Sunday being the cloudless Spring afternoon we’ve been longing for in this Winterfell solstice, my neighbours thought it the perfect day to spend relaxing amid the tranquil ambience of the north shore. Unfortunately, that was precisely the opposite of what I had to offer.
You see, every weekend, I torment over the ideal time to spin up the saws. Starting too early would disrupt the late weekend risers; but starting too late would lose my claim on the aural serenity before others had a chance to settle into it.
However, at the end of the day, I just couldn’t bring myself to run the big guns this weekend, despite my extremely forgiving neighbours who politely encourage me not to worry. :)
So what started as a very simple design ended up being infinitely more difficult as I was left to do a lot of the shaping and sanding by hand. BY HAND! I have 9.5 power sanders! So you can imagine how out of sorts I felt about this experience. That being said, to be honest, I found the hand-tooling under shaded cover of my patio watching reruns of the West Wing to be profoundly relaxing.
The common land snail, or rather, the Gastropoda Mollusca, is a simple cam-based design. The “foot” is typically made of slimed slug-matter and the “shell” of calcium carbonate. But for the purpose of this design, I chose to represent the escargo using wood.
The 4-piece segmented body is attached at the shell which acts as the driving wheel for lateral movement, but also as the cam for the vertical movement.

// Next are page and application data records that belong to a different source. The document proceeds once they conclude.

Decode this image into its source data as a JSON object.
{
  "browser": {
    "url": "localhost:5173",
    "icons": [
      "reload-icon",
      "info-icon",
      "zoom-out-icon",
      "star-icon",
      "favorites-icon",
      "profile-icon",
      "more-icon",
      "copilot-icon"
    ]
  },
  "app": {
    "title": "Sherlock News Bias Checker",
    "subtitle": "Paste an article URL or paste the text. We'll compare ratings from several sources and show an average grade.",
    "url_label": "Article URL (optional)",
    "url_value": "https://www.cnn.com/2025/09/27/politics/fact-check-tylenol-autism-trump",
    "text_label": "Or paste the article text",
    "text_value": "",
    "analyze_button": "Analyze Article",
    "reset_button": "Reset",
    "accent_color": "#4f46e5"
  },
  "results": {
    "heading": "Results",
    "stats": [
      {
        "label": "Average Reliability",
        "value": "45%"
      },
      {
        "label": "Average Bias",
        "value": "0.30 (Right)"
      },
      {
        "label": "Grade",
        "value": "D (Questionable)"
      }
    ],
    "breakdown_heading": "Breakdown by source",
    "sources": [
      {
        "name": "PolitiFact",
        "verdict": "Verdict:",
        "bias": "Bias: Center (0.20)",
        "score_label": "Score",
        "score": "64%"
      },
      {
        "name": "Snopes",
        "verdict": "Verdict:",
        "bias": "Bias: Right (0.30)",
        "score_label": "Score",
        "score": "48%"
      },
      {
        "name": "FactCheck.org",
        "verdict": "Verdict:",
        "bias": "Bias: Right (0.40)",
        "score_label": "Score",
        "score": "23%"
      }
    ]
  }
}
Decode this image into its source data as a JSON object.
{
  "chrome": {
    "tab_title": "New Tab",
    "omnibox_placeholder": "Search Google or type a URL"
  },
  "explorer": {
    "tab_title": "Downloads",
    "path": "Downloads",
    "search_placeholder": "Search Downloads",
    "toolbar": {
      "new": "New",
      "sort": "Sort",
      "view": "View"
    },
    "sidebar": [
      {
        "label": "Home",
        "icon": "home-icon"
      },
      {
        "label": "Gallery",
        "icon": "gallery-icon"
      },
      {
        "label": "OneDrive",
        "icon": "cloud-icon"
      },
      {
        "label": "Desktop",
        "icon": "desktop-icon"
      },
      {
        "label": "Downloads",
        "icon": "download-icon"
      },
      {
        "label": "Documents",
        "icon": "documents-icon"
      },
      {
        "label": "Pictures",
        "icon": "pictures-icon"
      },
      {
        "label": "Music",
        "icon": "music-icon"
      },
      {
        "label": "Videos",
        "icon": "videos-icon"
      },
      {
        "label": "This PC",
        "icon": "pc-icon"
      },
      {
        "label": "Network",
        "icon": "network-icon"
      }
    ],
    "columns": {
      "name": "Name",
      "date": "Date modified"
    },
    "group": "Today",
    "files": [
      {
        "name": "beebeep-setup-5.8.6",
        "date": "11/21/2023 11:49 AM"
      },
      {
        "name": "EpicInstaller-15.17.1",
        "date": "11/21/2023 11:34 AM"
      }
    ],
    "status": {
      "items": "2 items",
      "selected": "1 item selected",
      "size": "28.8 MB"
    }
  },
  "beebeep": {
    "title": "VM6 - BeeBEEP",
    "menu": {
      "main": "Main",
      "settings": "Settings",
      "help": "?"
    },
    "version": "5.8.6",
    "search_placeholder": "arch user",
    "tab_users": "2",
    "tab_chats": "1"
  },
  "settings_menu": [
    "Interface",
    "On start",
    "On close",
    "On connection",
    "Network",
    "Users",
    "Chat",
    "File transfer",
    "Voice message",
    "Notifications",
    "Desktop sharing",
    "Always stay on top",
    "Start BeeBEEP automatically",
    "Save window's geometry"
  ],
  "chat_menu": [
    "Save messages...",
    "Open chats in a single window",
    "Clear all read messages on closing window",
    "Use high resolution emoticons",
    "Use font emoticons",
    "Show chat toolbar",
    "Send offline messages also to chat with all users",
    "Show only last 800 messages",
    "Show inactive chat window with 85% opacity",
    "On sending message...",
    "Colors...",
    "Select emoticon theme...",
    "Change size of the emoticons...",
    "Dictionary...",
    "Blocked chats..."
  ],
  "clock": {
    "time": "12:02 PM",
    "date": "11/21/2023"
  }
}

If I had more time, I would have loved to make tentacled eyes. But also, I would have loved to gone to town on making the Nascargo video.